translation," FastLane, May 2010), for those new to the foreign trade game,
one of the top concerns is likely to be the delivery arrangements—in
particular, who’s responsible for costs like freight, insurance, customs
charges, and damage in transit. To clarify matters, the International Chamber of
Commerce (ICC) has published a list of International Commercial Terms, or
Incoterms, which are internationally recognized and clearly define both the
buyer’s and seller’s obligations in common transactions. The intent is to
cut down on the uncertainty arising from differing interpretations of terms of
sale from one country to another.
Since that column appeared, the ICC has published a revised set of terms,
known as Incoterms 2010. In addition to cutting the number of terms to 11 from
13, the chamber has also reclassified them. The older terms (Incoterms 2000)
were divided into four groups, based on where responsibility transferred from
one party to the other. The new terms are divided into two groups, based on
whether they apply to all modes of transportation or are specific to ocean and
inland waterway transport.
Although this might sound confusing, the alterations are relatively minor. In
fact, nine of the terms remain unchanged. What follows is a short summary of the
Incoterms 2010, with a few notes on the changes:
Ex-Works means the buyer assumes total responsibility for the shipment.
Delivery is accomplished when the product is handed over to the buyer’s
representative at the plant or DC. The buyer is responsible for freight costs,
insurance, export and import clearance, and all customs charges.
FCA (Free Carrier) provides that the seller fulfills his responsibility
when he delivers the product to the carrier.
CPT (Carriage Paid To) provides that the seller pays transportation costs
and export clearance charges, but the buyer pays for insurance.
CIP (Carriage and Insurance Paid To) a term used primarily for multimodal
moves, is essentially the same as CPT, except the seller must also purchase
cargo insurance in the buyer’s name.
DDP (Delivered Duty Paid) means the seller is responsible for all risks
and charges up to the consignee’s door. This is the maximum obligation that
can be assumed by a seller.

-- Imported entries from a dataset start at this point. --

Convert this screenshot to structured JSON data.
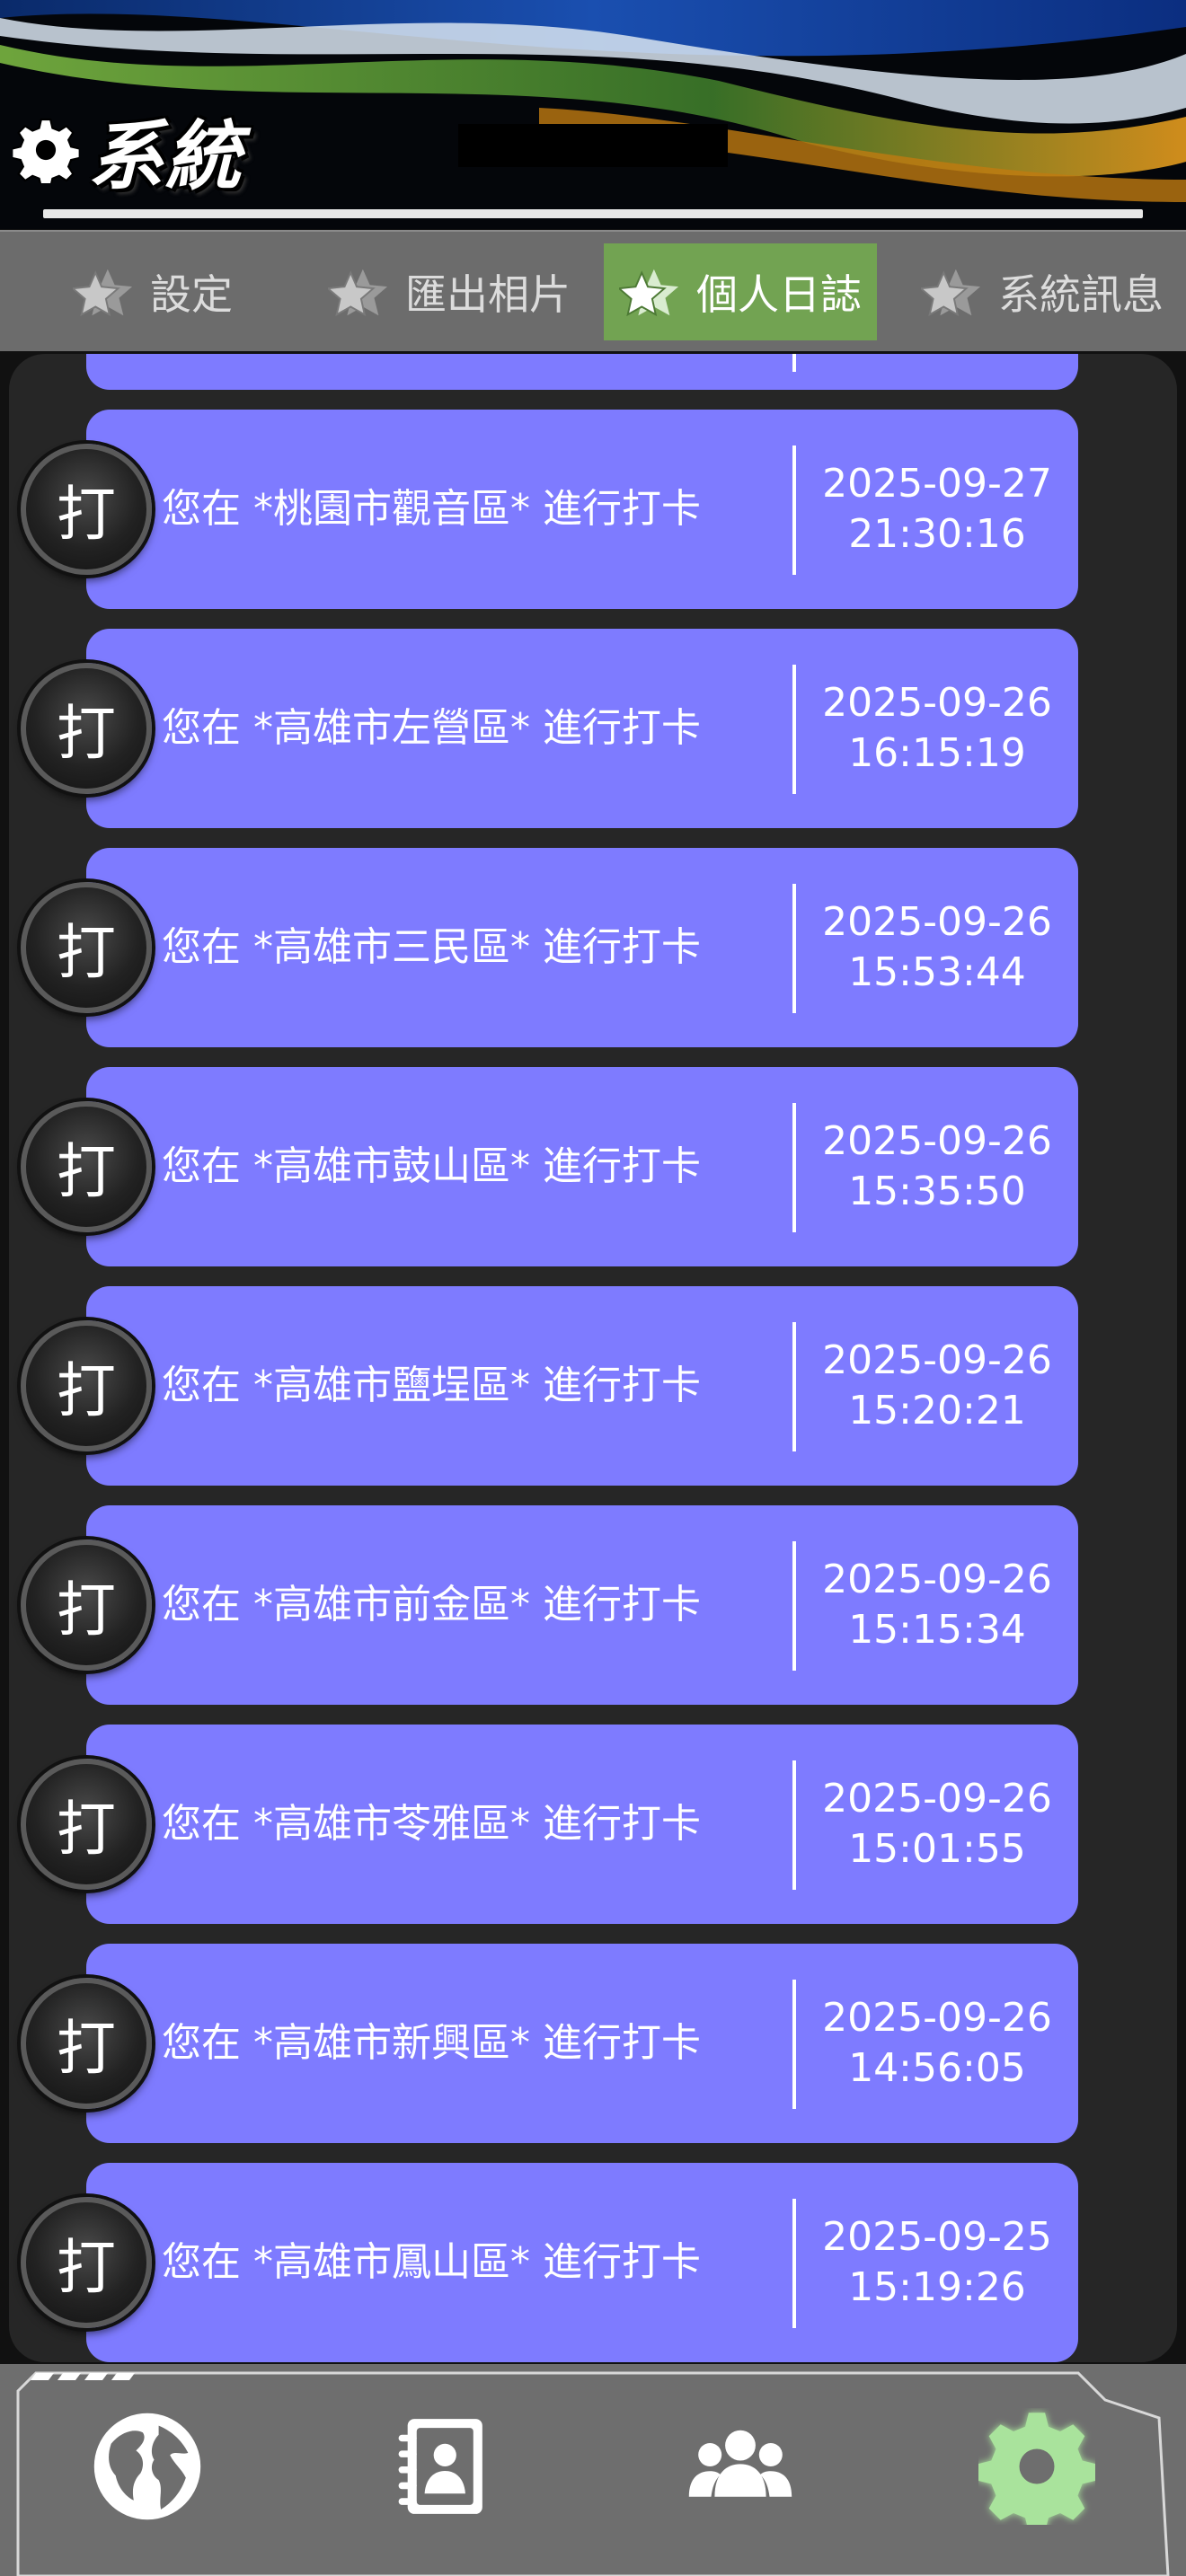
{
  "header": {
    "title": "系統",
    "title_icon": "gear-icon"
  },
  "tabs": [
    {
      "label": "設定",
      "icon": "star-icon",
      "active": false
    },
    {
      "label": "匯出相片",
      "icon": "star-icon",
      "active": false
    },
    {
      "label": "個人日誌",
      "icon": "star-icon",
      "active": true
    },
    {
      "label": "系統訊息",
      "icon": "star-icon",
      "active": false
    }
  ],
  "log": {
    "badge_label": "打",
    "entries": [
      {
        "message": "您在 *桃園市觀音區* 進行打卡",
        "date": "2025-09-27",
        "time": "21:30:16"
      },
      {
        "message": "您在 *高雄市左營區* 進行打卡",
        "date": "2025-09-26",
        "time": "16:15:19"
      },
      {
        "message": "您在 *高雄市三民區* 進行打卡",
        "date": "2025-09-26",
        "time": "15:53:44"
      },
      {
        "message": "您在 *高雄市鼓山區* 進行打卡",
        "date": "2025-09-26",
        "time": "15:35:50"
      },
      {
        "message": "您在 *高雄市鹽埕區* 進行打卡",
        "date": "2025-09-26",
        "time": "15:20:21"
      },
      {
        "message": "您在 *高雄市前金區* 進行打卡",
        "date": "2025-09-26",
        "time": "15:15:34"
      },
      {
        "message": "您在 *高雄市苓雅區* 進行打卡",
        "date": "2025-09-26",
        "time": "15:01:55"
      },
      {
        "message": "您在 *高雄市新興區* 進行打卡",
        "date": "2025-09-26",
        "time": "14:56:05"
      },
      {
        "message": "您在 *高雄市鳳山區* 進行打卡",
        "date": "2025-09-25",
        "time": "15:19:26"
      }
    ]
  },
  "bottom_nav": [
    {
      "icon": "globe-icon",
      "active": false
    },
    {
      "icon": "contacts-book-icon",
      "active": false
    },
    {
      "icon": "group-icon",
      "active": false
    },
    {
      "icon": "gear-icon",
      "active": true
    }
  ],
  "colors": {
    "entry_bg": "#7e7bff",
    "active_tab": "#72a352",
    "active_nav_icon": "#a9e39c"
  }
}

DAT (Delivered at Terminal) (new). Delivery is accomplished when goods
are unloaded and placed at the disposal of the buyer at a named terminal.

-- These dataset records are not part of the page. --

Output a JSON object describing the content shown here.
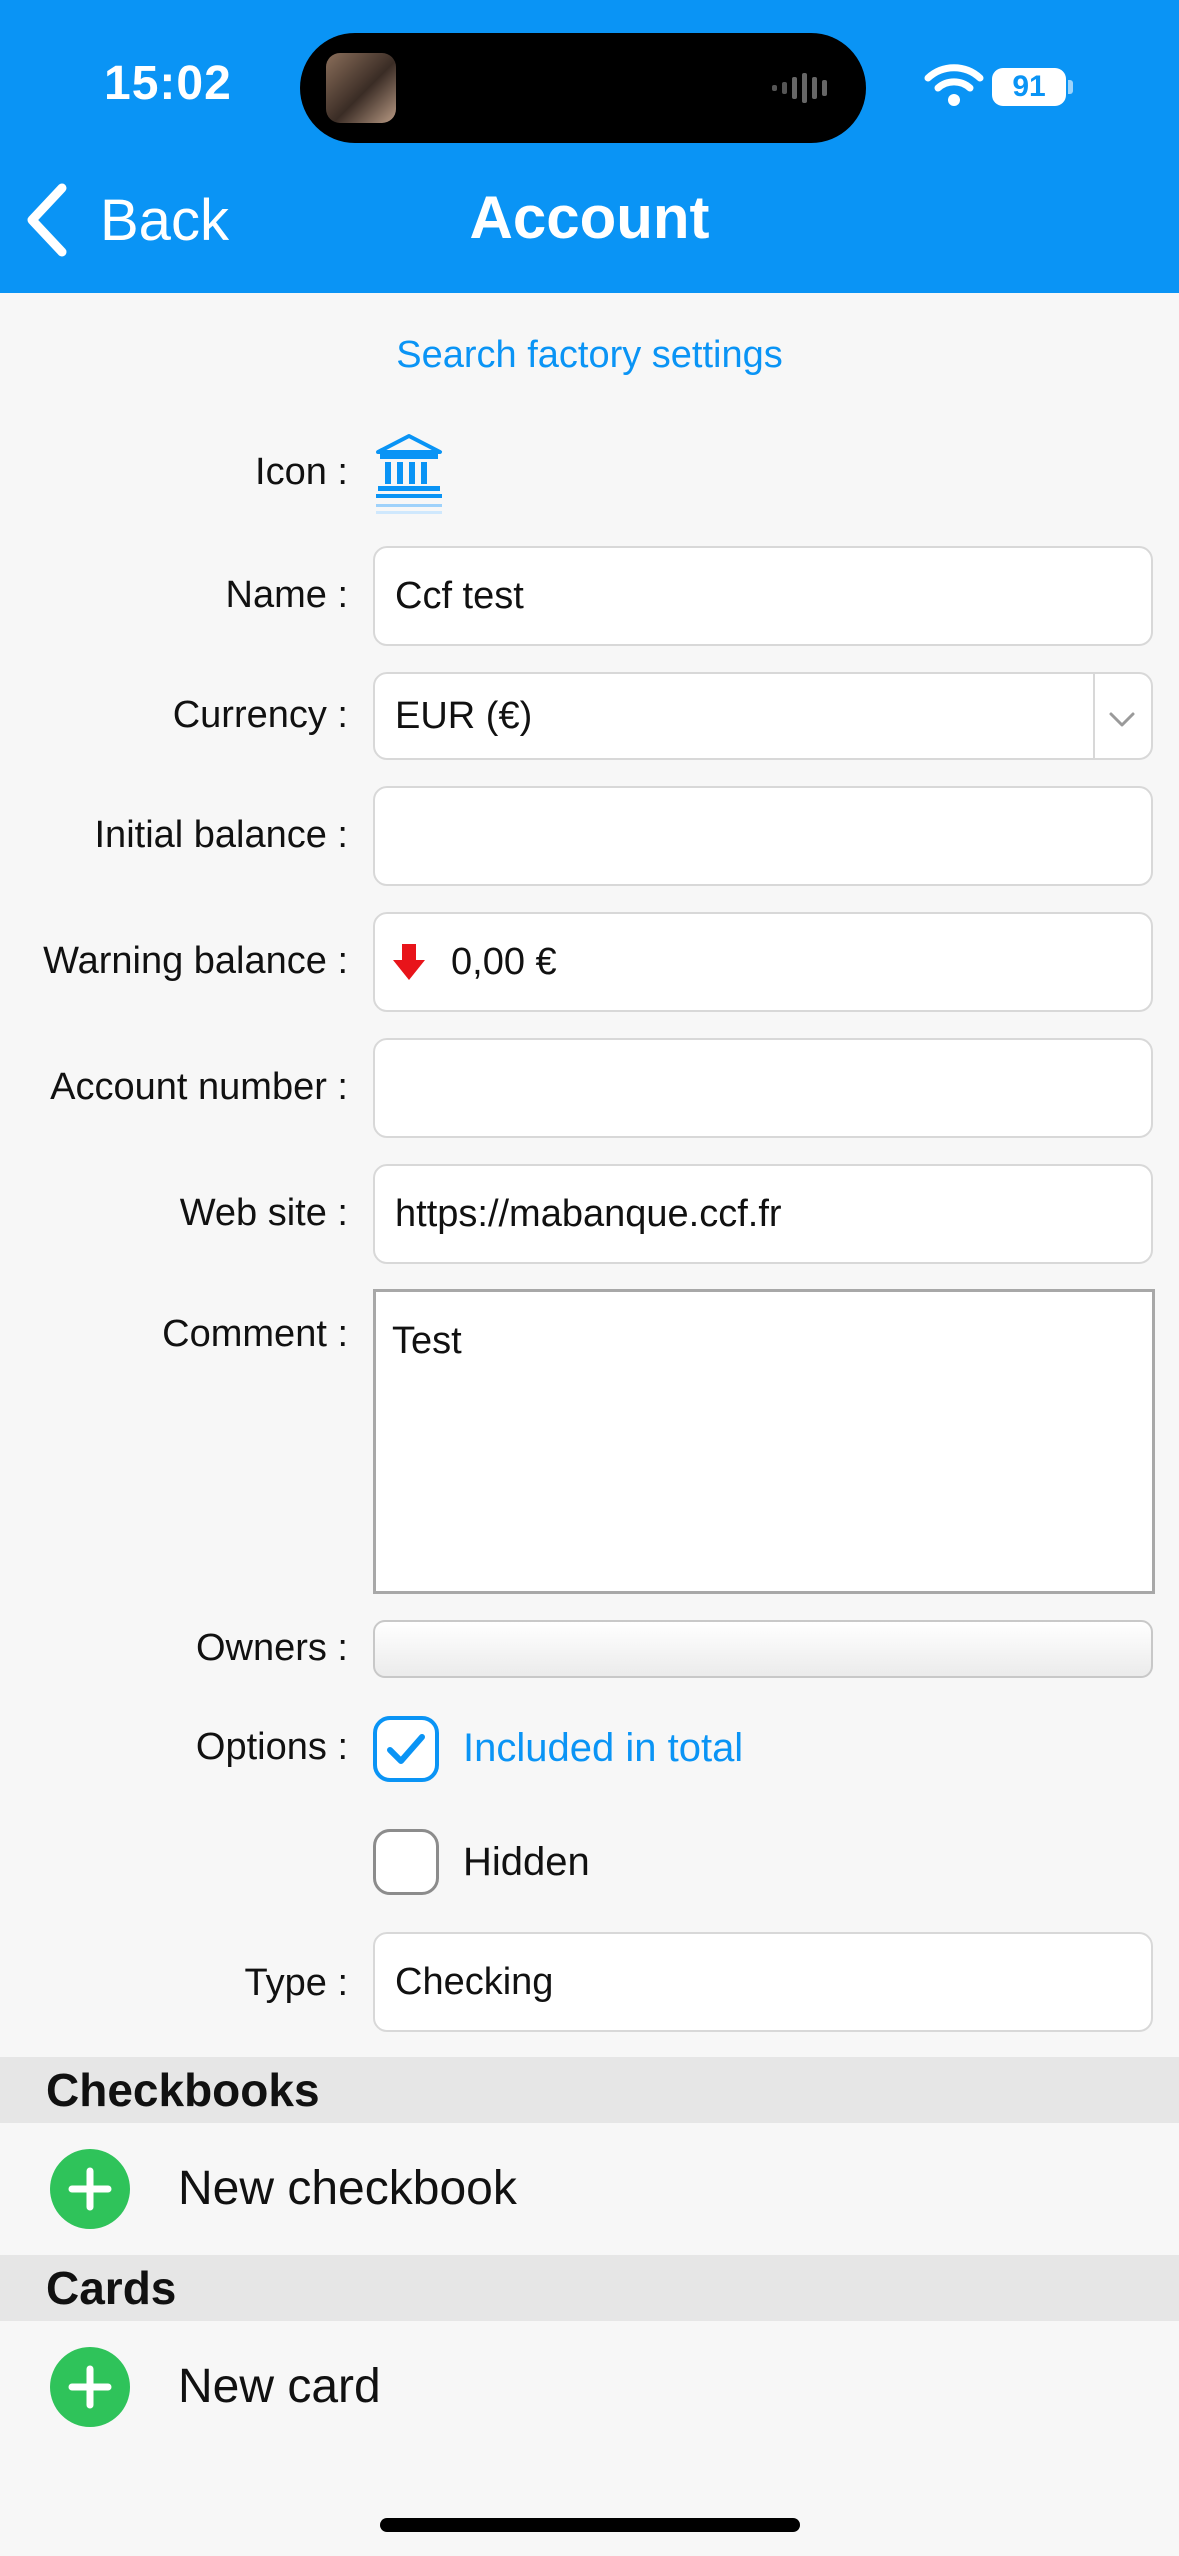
{
  "status": {
    "time": "15:02",
    "battery": "91"
  },
  "nav": {
    "back_label": "Back",
    "title": "Account"
  },
  "factory_link": "Search factory settings",
  "form": {
    "icon_label": "Icon :",
    "name_label": "Name :",
    "name_value": "Ccf test",
    "currency_label": "Currency :",
    "currency_value": "EUR (€)",
    "initial_balance_label": "Initial balance :",
    "initial_balance_value": "",
    "warning_balance_label": "Warning balance :",
    "warning_balance_value": "0,00 €",
    "account_number_label": "Account number :",
    "account_number_value": "",
    "website_label": "Web site :",
    "website_value": "https://mabanque.ccf.fr",
    "comment_label": "Comment :",
    "comment_value": "Test",
    "owners_label": "Owners :",
    "options_label": "Options :",
    "option_included": "Included in total",
    "option_included_checked": true,
    "option_hidden": "Hidden",
    "option_hidden_checked": false,
    "type_label": "Type :",
    "type_value": "Checking"
  },
  "sections": {
    "checkbooks_title": "Checkbooks",
    "new_checkbook": "New checkbook",
    "cards_title": "Cards",
    "new_card": "New card"
  },
  "colors": {
    "accent": "#0a94f5",
    "add": "#2fc35a",
    "warning_arrow": "#e8141a"
  }
}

DAP (Delivered at Place) (new). Delivery is accomplished when goods
arrive and are ready for unloading at the destination.
(Note: These last two terms replace the 2000 Incoterms "Delivered at
Frontier," "Delivered Ex Ship," "Delivered Ex Quay,"
and "Delivered Duty Unpaid.")
Incoterms for ocean and inland waterway transport
FOB (Free on Board) means that the seller is responsible for getting the
goods to a port. The buyer bears the cost and responsibility from that point on.
FAS (Free Alongside Ship) requires the seller to deliver the product
alongside a given vessel at a port.
CFR (Cost and Freight) deals with the cost of the merchandise as well as
the freight costs. The seller is responsible for the product and the
transportation costs to the destination port.
CIF (Cost, Insurance, and Freight) provides that the seller pays for
insurance in addition to the product and transportation costs.
Information on the new terms can be found on a number of websites, but the
UPS site contains a particularly helpful summary. It can be downloaded at www.ups-scs.com/tools/incoterms.pdf.